Stored items:
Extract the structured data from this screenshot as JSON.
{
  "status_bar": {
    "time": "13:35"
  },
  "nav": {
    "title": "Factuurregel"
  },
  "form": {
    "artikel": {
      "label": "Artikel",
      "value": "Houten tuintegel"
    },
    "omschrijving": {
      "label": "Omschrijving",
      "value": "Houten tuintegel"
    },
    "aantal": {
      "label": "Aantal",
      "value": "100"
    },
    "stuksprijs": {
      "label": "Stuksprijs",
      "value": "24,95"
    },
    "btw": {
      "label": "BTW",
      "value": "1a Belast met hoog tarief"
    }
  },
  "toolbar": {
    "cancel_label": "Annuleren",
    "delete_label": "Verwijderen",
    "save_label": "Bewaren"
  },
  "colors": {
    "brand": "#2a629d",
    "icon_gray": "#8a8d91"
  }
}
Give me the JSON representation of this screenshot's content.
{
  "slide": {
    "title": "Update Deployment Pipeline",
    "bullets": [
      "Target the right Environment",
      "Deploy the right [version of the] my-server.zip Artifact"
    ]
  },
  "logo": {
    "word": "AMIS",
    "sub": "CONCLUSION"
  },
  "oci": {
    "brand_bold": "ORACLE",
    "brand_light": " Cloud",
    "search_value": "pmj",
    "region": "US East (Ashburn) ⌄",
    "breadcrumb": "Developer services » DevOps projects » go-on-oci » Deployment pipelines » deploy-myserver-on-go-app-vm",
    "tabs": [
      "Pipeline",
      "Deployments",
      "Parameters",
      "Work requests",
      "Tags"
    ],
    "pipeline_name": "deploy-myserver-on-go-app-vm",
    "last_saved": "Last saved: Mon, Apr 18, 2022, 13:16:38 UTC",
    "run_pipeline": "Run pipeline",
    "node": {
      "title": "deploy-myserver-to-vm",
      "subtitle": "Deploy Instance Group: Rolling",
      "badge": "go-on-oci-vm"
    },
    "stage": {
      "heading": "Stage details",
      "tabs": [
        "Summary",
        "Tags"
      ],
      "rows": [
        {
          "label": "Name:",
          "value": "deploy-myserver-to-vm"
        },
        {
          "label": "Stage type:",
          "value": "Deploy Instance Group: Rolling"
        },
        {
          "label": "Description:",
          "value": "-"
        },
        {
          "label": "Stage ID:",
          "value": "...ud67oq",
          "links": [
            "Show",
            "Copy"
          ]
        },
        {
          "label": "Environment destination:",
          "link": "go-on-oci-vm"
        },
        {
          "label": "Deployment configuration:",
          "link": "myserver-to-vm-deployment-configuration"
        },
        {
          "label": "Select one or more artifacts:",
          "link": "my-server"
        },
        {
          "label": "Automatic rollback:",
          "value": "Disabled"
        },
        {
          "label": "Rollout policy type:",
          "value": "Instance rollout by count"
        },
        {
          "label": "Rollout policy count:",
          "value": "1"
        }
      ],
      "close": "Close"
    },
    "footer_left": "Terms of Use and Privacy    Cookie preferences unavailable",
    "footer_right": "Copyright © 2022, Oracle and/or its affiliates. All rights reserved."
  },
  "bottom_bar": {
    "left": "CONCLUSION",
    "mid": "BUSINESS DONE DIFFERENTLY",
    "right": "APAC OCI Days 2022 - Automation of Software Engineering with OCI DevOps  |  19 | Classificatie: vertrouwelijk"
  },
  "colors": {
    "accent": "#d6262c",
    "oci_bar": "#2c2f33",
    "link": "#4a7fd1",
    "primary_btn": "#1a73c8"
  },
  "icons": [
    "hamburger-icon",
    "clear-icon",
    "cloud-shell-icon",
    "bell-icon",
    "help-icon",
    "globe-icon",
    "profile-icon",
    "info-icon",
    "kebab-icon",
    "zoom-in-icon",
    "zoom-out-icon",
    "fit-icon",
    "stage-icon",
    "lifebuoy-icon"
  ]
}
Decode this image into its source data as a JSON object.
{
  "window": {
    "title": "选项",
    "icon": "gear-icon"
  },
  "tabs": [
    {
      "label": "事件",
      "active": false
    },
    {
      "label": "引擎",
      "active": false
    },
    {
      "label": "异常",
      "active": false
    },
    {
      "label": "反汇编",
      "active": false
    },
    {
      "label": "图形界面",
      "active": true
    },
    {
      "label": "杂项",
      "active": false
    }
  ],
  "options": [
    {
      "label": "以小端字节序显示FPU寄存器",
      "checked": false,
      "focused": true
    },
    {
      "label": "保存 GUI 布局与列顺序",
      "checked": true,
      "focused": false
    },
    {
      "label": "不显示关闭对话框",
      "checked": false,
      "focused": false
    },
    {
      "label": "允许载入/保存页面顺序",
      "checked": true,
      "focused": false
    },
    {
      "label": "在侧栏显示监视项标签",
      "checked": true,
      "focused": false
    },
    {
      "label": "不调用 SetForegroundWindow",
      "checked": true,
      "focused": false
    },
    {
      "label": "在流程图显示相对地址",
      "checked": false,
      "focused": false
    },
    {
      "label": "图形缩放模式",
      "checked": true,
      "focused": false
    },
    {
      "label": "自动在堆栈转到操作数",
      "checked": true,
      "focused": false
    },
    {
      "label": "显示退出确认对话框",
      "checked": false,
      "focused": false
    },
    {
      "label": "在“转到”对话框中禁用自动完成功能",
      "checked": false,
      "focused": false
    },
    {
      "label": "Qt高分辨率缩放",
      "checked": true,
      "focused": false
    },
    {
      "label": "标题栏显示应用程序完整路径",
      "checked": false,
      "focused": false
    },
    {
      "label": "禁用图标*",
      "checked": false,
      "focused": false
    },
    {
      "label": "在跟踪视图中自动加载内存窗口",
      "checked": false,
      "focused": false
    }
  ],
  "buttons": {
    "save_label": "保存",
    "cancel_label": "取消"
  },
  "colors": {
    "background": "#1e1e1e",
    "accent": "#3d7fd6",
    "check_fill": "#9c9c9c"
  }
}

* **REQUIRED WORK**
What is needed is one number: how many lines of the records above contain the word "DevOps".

* **RESPONSE BOX**
2